__DIRECTIONS FOR THIS TASK__:
Please return every line from the entries that has the string "Phelps" in it.

*** Block opens ***

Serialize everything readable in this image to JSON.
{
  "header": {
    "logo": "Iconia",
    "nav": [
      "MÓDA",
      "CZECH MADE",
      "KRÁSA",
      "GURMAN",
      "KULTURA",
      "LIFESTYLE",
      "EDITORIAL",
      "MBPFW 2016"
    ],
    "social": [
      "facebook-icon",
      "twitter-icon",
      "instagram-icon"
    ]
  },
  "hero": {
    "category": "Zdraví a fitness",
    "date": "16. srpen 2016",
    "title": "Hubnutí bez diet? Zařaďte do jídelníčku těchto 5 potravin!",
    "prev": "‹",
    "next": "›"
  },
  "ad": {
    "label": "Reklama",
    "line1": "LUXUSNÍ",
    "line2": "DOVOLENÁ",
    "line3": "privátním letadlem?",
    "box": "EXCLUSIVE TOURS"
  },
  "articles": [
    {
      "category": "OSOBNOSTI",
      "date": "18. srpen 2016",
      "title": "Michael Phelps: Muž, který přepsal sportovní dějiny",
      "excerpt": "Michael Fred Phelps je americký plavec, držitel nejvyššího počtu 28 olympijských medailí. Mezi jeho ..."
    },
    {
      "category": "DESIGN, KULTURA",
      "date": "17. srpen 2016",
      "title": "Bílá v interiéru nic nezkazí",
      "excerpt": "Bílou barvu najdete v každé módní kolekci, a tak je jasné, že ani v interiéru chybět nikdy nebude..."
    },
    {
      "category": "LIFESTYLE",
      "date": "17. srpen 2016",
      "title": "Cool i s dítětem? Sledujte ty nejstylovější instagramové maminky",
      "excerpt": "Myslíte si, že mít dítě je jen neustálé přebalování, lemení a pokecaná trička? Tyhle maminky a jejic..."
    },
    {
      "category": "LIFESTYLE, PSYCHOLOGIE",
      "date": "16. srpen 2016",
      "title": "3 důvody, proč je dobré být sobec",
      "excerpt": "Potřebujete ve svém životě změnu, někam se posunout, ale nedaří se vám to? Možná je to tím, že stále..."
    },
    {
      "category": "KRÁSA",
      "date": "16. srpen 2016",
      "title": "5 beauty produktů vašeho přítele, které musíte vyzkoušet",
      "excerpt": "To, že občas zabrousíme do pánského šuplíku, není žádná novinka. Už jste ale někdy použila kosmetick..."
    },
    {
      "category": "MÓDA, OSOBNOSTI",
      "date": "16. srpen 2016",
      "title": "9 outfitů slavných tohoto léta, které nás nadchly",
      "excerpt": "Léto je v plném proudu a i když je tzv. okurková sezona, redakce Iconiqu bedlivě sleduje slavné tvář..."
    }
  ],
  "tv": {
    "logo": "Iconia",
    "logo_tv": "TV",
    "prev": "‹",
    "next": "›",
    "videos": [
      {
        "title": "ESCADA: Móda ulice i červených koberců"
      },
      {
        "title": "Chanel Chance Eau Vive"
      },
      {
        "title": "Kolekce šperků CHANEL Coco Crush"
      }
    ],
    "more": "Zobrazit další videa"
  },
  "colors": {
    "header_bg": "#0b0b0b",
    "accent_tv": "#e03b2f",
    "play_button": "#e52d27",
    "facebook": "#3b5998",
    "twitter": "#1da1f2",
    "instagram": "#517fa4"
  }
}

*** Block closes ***

__WRITTEN ANSWER__:
      "title": "Michael Phelps: Muž, který přepsal sportovní dějiny",
      "excerpt": "Michael Fred Phelps je americký plavec, držitel nejvyššího počtu 28 olympijských medailí. Mezi jeho ..."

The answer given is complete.